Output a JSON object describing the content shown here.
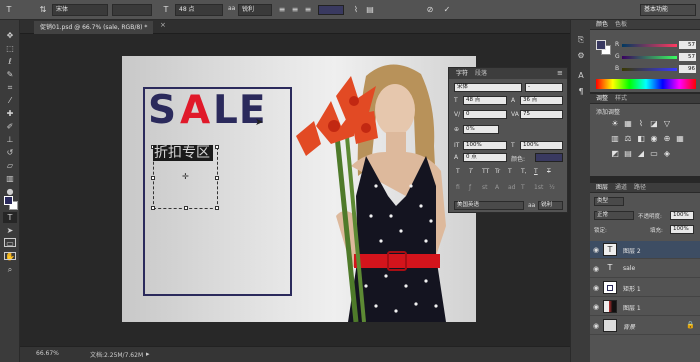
{
  "options_bar": {
    "font_family": "宋体",
    "font_size": "48 点",
    "antialias": "锐利",
    "workspace": "基本功能"
  },
  "document_tab": {
    "title": "促销01.psd @ 66.7% (sale, RGB/8) *"
  },
  "canvas": {
    "sale_s": "S",
    "sale_a": "A",
    "sale_le": "LE",
    "cjk_text": "折扣专区",
    "colors": {
      "navy": "#2b2a5c",
      "red": "#e0192a",
      "dress_red": "#d4141c"
    }
  },
  "status": {
    "zoom": "66.67%",
    "doc_size": "文档:2.25M/7.62M"
  },
  "character_panel": {
    "tab_char": "字符",
    "tab_para": "段落",
    "font_family": "宋体",
    "font_style": "-",
    "size": "48 点",
    "leading": "36 点",
    "kerning": "0",
    "tracking": "75",
    "tsume": "0%",
    "vscale": "100%",
    "hscale": "100%",
    "baseline": "0 点",
    "color_label": "颜色:",
    "language": "美国英语",
    "aa": "锐利",
    "style_buttons": [
      "T",
      "T",
      "TT",
      "Tr",
      "T",
      "T,",
      "T",
      "T"
    ]
  },
  "color_panel": {
    "tab_color": "颜色",
    "tab_swatch": "色板",
    "r_label": "R",
    "r_value": "57",
    "g_label": "G",
    "g_value": "57",
    "b_label": "B",
    "b_value": "96"
  },
  "adjustments_panel": {
    "tab_adj": "调整",
    "tab_styles": "样式",
    "hint": "添加调整"
  },
  "layers_panel": {
    "tab_layers": "图层",
    "tab_channels": "通道",
    "tab_paths": "路径",
    "filter": "类型",
    "blend_mode": "正常",
    "opacity_label": "不透明度:",
    "opacity": "100%",
    "lock_label": "锁定:",
    "fill_label": "填充:",
    "fill": "100%",
    "layers": [
      {
        "name": "图层 2",
        "type": "text"
      },
      {
        "name": "sale",
        "type": "text"
      },
      {
        "name": "矩形 1",
        "type": "shape"
      },
      {
        "name": "图层 1",
        "type": "image"
      },
      {
        "name": "背景",
        "type": "background"
      }
    ]
  }
}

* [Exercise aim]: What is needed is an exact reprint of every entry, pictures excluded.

* [Task response]:
Output a JSON object describing the content shown here.
{
  "options_bar": {
    "font_family": "宋体",
    "font_size": "48 点",
    "antialias": "锐利",
    "workspace": "基本功能"
  },
  "document_tab": {
    "title": "促销01.psd @ 66.7% (sale, RGB/8) *"
  },
  "canvas": {
    "sale_s": "S",
    "sale_a": "A",
    "sale_le": "LE",
    "cjk_text": "折扣专区",
    "colors": {
      "navy": "#2b2a5c",
      "red": "#e0192a",
      "dress_red": "#d4141c"
    }
  },
  "status": {
    "zoom": "66.67%",
    "doc_size": "文档:2.25M/7.62M"
  },
  "character_panel": {
    "tab_char": "字符",
    "tab_para": "段落",
    "font_family": "宋体",
    "font_style": "-",
    "size": "48 点",
    "leading": "36 点",
    "kerning": "0",
    "tracking": "75",
    "tsume": "0%",
    "vscale": "100%",
    "hscale": "100%",
    "baseline": "0 点",
    "color_label": "颜色:",
    "language": "美国英语",
    "aa": "锐利",
    "style_buttons": [
      "T",
      "T",
      "TT",
      "Tr",
      "T",
      "T,",
      "T",
      "T"
    ]
  },
  "color_panel": {
    "tab_color": "颜色",
    "tab_swatch": "色板",
    "r_label": "R",
    "r_value": "57",
    "g_label": "G",
    "g_value": "57",
    "b_label": "B",
    "b_value": "96"
  },
  "adjustments_panel": {
    "tab_adj": "调整",
    "tab_styles": "样式",
    "hint": "添加调整"
  },
  "layers_panel": {
    "tab_layers": "图层",
    "tab_channels": "通道",
    "tab_paths": "路径",
    "filter": "类型",
    "blend_mode": "正常",
    "opacity_label": "不透明度:",
    "opacity": "100%",
    "lock_label": "锁定:",
    "fill_label": "填充:",
    "fill": "100%",
    "layers": [
      {
        "name": "图层 2",
        "type": "text"
      },
      {
        "name": "sale",
        "type": "text"
      },
      {
        "name": "矩形 1",
        "type": "shape"
      },
      {
        "name": "图层 1",
        "type": "image"
      },
      {
        "name": "背景",
        "type": "background"
      }
    ]
  }
}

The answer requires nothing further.